DIRECTIONS FOR THIS TASK:
Output every entry exactly as written.

Items from a data source:
__________
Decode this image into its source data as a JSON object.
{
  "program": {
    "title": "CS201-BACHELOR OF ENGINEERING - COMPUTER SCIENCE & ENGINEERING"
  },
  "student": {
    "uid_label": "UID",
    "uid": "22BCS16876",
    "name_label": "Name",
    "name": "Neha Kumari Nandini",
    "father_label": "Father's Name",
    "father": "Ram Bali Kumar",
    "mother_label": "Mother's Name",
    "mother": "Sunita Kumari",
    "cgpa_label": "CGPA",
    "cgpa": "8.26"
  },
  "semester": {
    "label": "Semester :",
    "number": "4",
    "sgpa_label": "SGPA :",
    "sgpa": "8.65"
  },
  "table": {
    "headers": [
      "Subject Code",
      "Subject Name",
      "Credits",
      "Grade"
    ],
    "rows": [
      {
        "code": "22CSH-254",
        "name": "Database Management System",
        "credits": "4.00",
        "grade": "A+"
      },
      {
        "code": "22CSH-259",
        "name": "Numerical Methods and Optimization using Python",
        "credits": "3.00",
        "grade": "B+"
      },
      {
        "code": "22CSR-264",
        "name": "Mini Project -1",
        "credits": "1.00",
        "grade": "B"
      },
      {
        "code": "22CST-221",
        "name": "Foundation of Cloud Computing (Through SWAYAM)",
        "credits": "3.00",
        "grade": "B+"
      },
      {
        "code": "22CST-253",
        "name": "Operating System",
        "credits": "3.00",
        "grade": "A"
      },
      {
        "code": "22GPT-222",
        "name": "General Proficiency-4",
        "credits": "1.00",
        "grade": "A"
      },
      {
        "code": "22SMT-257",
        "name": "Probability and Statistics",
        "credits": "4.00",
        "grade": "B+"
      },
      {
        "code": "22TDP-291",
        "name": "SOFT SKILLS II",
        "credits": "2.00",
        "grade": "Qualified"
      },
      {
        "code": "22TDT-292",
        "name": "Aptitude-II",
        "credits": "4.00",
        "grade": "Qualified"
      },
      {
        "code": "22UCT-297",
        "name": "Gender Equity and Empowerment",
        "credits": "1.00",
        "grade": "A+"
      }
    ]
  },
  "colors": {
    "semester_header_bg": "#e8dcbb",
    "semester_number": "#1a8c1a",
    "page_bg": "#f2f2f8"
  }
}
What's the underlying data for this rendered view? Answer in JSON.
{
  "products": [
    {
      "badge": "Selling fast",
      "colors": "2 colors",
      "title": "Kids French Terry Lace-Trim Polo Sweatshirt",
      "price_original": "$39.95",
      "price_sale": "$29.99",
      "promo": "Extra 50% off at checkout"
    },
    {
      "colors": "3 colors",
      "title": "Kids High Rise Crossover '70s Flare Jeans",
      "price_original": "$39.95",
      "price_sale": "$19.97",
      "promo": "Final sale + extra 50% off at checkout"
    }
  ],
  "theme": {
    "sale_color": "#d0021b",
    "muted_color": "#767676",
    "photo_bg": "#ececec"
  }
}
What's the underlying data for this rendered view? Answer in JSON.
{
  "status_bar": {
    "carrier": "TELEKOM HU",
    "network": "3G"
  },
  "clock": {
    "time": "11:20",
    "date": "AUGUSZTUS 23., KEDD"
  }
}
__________
REPLY:
Decode this image into its source data as a JSON object.
{
  "program": {
    "title": "CS201-BACHELOR OF ENGINEERING - COMPUTER SCIENCE & ENGINEERING"
  },
  "student": {
    "uid_label": "UID",
    "uid": "22BCS16876",
    "name_label": "Name",
    "name": "Neha Kumari Nandini",
    "father_label": "Father's Name",
    "father": "Ram Bali Kumar",
    "mother_label": "Mother's Name",
    "mother": "Sunita Kumari",
    "cgpa_label": "CGPA",
    "cgpa": "8.26"
  },
  "semester": {
    "label": "Semester :",
    "number": "4",
    "sgpa_label": "SGPA :",
    "sgpa": "8.65"
  },
  "table": {
    "headers": [
      "Subject Code",
      "Subject Name",
      "Credits",
      "Grade"
    ],
    "rows": [
      {
        "code": "22CSH-254",
        "name": "Database Management System",
        "credits": "4.00",
        "grade": "A+"
      },
      {
        "code": "22CSH-259",
        "name": "Numerical Methods and Optimization using Python",
        "credits": "3.00",
        "grade": "B+"
      },
      {
        "code": "22CSR-264",
        "name": "Mini Project -1",
        "credits": "1.00",
        "grade": "B"
      },
      {
        "code": "22CST-221",
        "name": "Foundation of Cloud Computing (Through SWAYAM)",
        "credits": "3.00",
        "grade": "B+"
      },
      {
        "code": "22CST-253",
        "name": "Operating System",
        "credits": "3.00",
        "grade": "A"
      },
      {
        "code": "22GPT-222",
        "name": "General Proficiency-4",
        "credits": "1.00",
        "grade": "A"
      },
      {
        "code": "22SMT-257",
        "name": "Probability and Statistics",
        "credits": "4.00",
        "grade": "B+"
      },
      {
        "code": "22TDP-291",
        "name": "SOFT SKILLS II",
        "credits": "2.00",
        "grade": "Qualified"
      },
      {
        "code": "22TDT-292",
        "name": "Aptitude-II",
        "credits": "4.00",
        "grade": "Qualified"
      },
      {
        "code": "22UCT-297",
        "name": "Gender Equity and Empowerment",
        "credits": "1.00",
        "grade": "A+"
      }
    ]
  },
  "colors": {
    "semester_header_bg": "#e8dcbb",
    "semester_number": "#1a8c1a",
    "page_bg": "#f2f2f8"
  }
}
What's the underlying data for this rendered view? Answer in JSON.
{
  "products": [
    {
      "badge": "Selling fast",
      "colors": "2 colors",
      "title": "Kids French Terry Lace-Trim Polo Sweatshirt",
      "price_original": "$39.95",
      "price_sale": "$29.99",
      "promo": "Extra 50% off at checkout"
    },
    {
      "colors": "3 colors",
      "title": "Kids High Rise Crossover '70s Flare Jeans",
      "price_original": "$39.95",
      "price_sale": "$19.97",
      "promo": "Final sale + extra 50% off at checkout"
    }
  ],
  "theme": {
    "sale_color": "#d0021b",
    "muted_color": "#767676",
    "photo_bg": "#ececec"
  }
}
What's the underlying data for this rendered view? Answer in JSON.
{
  "status_bar": {
    "carrier": "TELEKOM HU",
    "network": "3G"
  },
  "clock": {
    "time": "11:20",
    "date": "AUGUSZTUS 23., KEDD"
  }
}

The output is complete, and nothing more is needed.